WHAT THIS TASK INVOLVES: Check every line of the entries for "Continuer", and copy the lines that hold it.

= = =

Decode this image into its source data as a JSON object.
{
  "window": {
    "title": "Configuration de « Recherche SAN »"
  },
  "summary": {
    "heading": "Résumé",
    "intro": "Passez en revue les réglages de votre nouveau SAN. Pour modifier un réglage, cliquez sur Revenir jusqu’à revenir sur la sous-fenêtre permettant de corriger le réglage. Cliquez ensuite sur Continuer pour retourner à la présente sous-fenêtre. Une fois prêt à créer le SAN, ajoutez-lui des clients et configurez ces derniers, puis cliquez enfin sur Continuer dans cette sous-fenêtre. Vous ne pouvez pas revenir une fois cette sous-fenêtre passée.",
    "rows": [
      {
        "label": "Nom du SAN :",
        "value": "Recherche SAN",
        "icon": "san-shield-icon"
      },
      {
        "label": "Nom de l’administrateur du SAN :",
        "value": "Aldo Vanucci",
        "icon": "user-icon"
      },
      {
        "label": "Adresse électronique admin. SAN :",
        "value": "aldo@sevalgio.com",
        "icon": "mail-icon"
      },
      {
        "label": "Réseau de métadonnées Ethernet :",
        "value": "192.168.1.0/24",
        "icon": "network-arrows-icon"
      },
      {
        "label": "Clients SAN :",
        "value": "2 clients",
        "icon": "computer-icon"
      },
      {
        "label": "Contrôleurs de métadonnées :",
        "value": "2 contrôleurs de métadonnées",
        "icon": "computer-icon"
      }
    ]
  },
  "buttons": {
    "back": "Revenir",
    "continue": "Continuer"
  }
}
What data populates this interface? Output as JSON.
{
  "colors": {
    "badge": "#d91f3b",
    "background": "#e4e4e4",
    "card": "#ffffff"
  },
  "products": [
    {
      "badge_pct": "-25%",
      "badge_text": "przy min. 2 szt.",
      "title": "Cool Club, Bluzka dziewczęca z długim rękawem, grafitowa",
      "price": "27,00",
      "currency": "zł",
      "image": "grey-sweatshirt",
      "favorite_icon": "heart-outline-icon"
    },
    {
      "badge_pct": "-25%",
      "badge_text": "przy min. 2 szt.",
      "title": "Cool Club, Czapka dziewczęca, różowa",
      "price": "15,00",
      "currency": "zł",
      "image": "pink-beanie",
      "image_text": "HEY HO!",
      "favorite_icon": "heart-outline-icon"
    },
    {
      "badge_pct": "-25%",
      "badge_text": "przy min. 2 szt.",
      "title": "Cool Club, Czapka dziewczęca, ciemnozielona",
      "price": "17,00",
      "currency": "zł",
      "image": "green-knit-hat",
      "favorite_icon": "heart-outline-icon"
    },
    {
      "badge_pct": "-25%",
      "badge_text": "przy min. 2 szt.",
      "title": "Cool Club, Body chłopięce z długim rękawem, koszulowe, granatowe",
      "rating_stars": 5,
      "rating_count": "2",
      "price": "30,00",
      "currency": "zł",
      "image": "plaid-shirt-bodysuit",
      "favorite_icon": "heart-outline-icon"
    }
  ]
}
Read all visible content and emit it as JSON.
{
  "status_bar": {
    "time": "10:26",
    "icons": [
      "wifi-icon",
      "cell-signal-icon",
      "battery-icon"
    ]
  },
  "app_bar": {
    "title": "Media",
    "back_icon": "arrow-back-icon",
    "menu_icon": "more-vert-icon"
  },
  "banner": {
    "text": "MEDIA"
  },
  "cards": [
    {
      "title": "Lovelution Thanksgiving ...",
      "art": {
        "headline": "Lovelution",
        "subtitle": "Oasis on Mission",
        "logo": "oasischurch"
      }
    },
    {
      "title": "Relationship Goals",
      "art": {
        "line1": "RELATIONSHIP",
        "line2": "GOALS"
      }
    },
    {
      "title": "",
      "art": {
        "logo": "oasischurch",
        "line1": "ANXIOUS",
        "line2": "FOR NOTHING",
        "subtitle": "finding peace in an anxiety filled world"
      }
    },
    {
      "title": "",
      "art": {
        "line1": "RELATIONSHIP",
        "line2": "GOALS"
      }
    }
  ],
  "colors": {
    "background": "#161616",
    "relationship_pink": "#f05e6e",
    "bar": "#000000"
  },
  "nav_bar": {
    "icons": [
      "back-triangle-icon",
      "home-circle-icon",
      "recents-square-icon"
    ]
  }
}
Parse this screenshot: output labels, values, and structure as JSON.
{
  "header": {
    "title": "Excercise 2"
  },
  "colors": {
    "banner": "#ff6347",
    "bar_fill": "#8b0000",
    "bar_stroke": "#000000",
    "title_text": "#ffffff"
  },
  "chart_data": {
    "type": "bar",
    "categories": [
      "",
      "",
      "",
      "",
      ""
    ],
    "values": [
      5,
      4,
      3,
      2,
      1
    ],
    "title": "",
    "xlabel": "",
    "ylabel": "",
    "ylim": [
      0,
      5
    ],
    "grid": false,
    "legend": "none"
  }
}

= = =

TASK SOLUTION:
    "intro": "Passez en revue les réglages de votre nouveau SAN. Pour modifier un réglage, cliquez sur Revenir jusqu’à revenir sur la sous-fenêtre permettant de corriger le réglage. Cliquez ensuite sur Continuer pour retourner à la présente sous-fenêtre. Une fois prêt à créer le SAN, ajoutez-lui des clients et configurez ces derniers, puis cliquez enfin sur Continuer dans cette sous-fenêtre. Vous ne pouvez pas revenir une fois cette sous-fenêtre passée.",
    "continue": "Continuer"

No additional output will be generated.